Tasting notesOn the nose, this wine presents aromas of apricot, figs and quince. It is very concentrated, rich and opulent on the palate.
Food recommandation: Serve at 10-12oC. It pairs perfectly with hot foie gras with figs, strong cheeses, tarts and any fruit desserts. It can also be carafed and enjoyed by itself.
It has a cellaring potential of over 10 years.
Our vineyard is planted on a gravelly plateau made up of the middle alluvial terrace of the Tarn river. Situated at 200m altitude, this terrace dates from the Riss geological period, somewhere between 130 000 and 300 000 years old. Under these ancient alluviums (about 1.5 to 3 m thick) are to be found much older marls (about 32 million years old).

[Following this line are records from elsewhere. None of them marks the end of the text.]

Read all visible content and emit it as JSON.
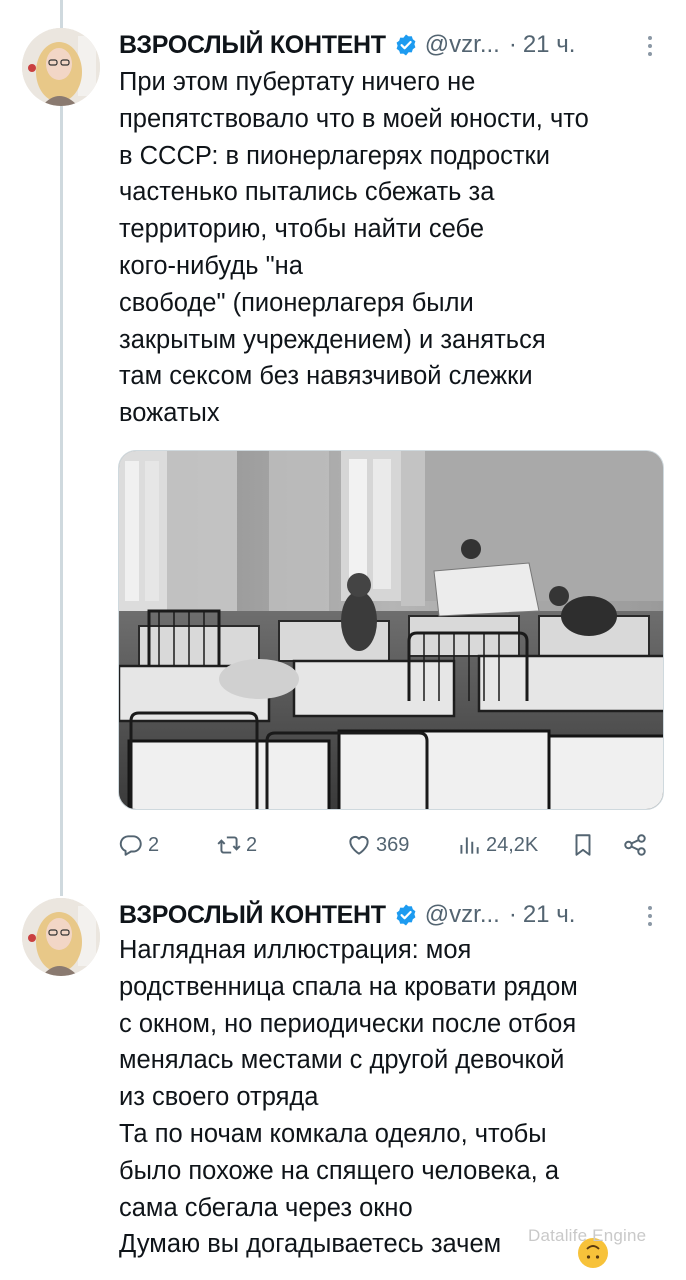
{
  "tweets": [
    {
      "author_name": "ВЗРОСЛЫЙ КОНТЕНТ",
      "handle": "@vzr...",
      "separator": "·",
      "time": "21 ч.",
      "text_lines": [
        "При этом пубертату ничего не",
        "препятствовало что в моей юности, что",
        "в СССР: в пионерлагерях подростки",
        "частенько пытались сбежать за",
        "территорию, чтобы найти себе",
        "кого-нибудь \"на",
        "свободе\" (пионерлагеря были",
        "закрытым учреждением) и заняться",
        "там сексом без навязчивой слежки",
        "вожатых"
      ],
      "actions": {
        "replies": "2",
        "retweets": "2",
        "likes": "369",
        "views": "24,2K"
      }
    },
    {
      "author_name": "ВЗРОСЛЫЙ КОНТЕНТ",
      "handle": "@vzr...",
      "separator": "·",
      "time": "21 ч.",
      "text_lines": [
        "Наглядная иллюстрация: моя",
        "родственница спала на кровати рядом",
        "с окном, но периодически после отбоя",
        "менялась местами с другой девочкой",
        "из своего отряда",
        "Та по ночам комкала одеяло, чтобы",
        "было похоже на спящего человека, а",
        "сама сбегала через окно",
        "Думаю вы догадываетесь зачем"
      ]
    }
  ],
  "watermark": "Datalife Engine",
  "colors": {
    "verified": "#1d9bf0",
    "muted": "#536471",
    "thread_line": "#cfd9de"
  },
  "icons": [
    "reply-icon",
    "retweet-icon",
    "like-icon",
    "views-icon",
    "bookmark-icon",
    "share-icon",
    "verified-icon",
    "more-icon"
  ]
}
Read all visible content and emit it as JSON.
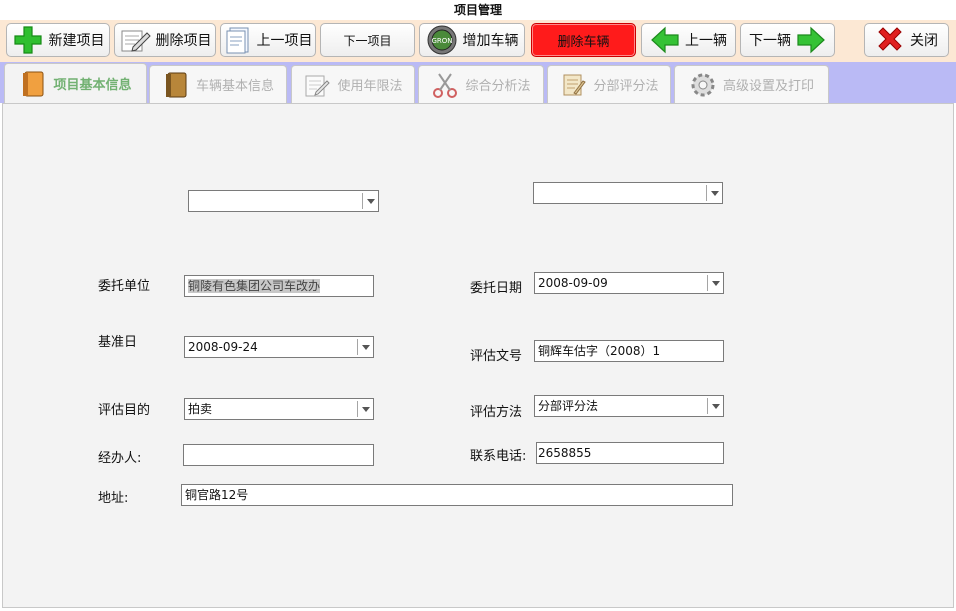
{
  "window": {
    "title": "项目管理"
  },
  "toolbar": {
    "new_project": "新建项目",
    "delete_project": "删除项目",
    "prev_project": "上一项目",
    "next_project": "下一项目",
    "add_vehicle": "增加车辆",
    "delete_vehicle": "删除车辆",
    "prev_vehicle": "上一辆",
    "next_vehicle": "下一辆",
    "close": "关闭"
  },
  "tabs": [
    {
      "label": "项目基本信息",
      "icon": "book-icon"
    },
    {
      "label": "车辆基本信息",
      "icon": "book-icon"
    },
    {
      "label": "使用年限法",
      "icon": "notepad-icon"
    },
    {
      "label": "综合分析法",
      "icon": "scissors-icon"
    },
    {
      "label": "分部评分法",
      "icon": "scroll-icon"
    },
    {
      "label": "高级设置及打印",
      "icon": "gear-icon"
    }
  ],
  "form": {
    "top_combo_left": "",
    "top_combo_right": "",
    "client_label": "委托单位",
    "client_value": "铜陵有色集团公司车改办",
    "entrust_date_label": "委托日期",
    "entrust_date_value": "2008-09-09",
    "base_date_label": "基准日",
    "base_date_value": "2008-09-24",
    "doc_no_label": "评估文号",
    "doc_no_value": "铜辉车估字（2008）1",
    "purpose_label": "评估目的",
    "purpose_value": "拍卖",
    "method_label": "评估方法",
    "method_value": "分部评分法",
    "handler_label": "经办人:",
    "handler_value": "",
    "phone_label": "联系电话:",
    "phone_value": "2658855",
    "address_label": "地址:",
    "address_value": "铜官路12号"
  },
  "colors": {
    "toolbar_bg": "#fce8d4",
    "tabbar_bg": "#babaf5",
    "active_tab_text": "#72b172",
    "delete_vehicle_bg": "#ff1b1b"
  }
}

The land here is relatively poor and stony (although it drains well), heats very quickly in the springtime and becomes very dry during the summer. Yields are quite low, because there is such little soil. Wines from this terroir are always very aromatic and age with elegance.
An increased focus on the environment and an awareness of sustainable agriculture have given rise to a huge increase in organic viticulture. This is an exciting area of growth in the world of wine, and if done right, one that leads to better wines, healthier vines and soils, and less stress on the earth.
But what makes a wine organic?
Organic wine refers to a method of farming, rather than winemaking. It all starts in the vineyard, where vignerons and viticulturalists no longer use synthetic or systemic pesticides, herbicides or fertilisers. Instead they opt for organic compounds such as copper and sulfur, which can help reduce he pressure of disease and pests. This results in much better vine and soil health, with no unwanted chemicals leeching into local rivers and waterways through run-off.
Organic farming is not to be confused with Biodynamic farming which, although similar, is a different approach and requires many more specific practices. These practices such as specific soil preparations, and lunar-cycle harvesting are not necessary to achieve an organic system.
It is important to note that organic wines can still have sulphur dioxide added to them. Sulphur is an organic compound, and therefore winemakers are free to add it to their wines, and still achieve organic certification. Winemakers will often add sulphur to help stabilise the wine and protect it from oxygen come bottling time. The wine will still be completely organic, assuming the proper farming practices have been adhered to.
|Product Type||Wine Dessert|
|Region||South West France|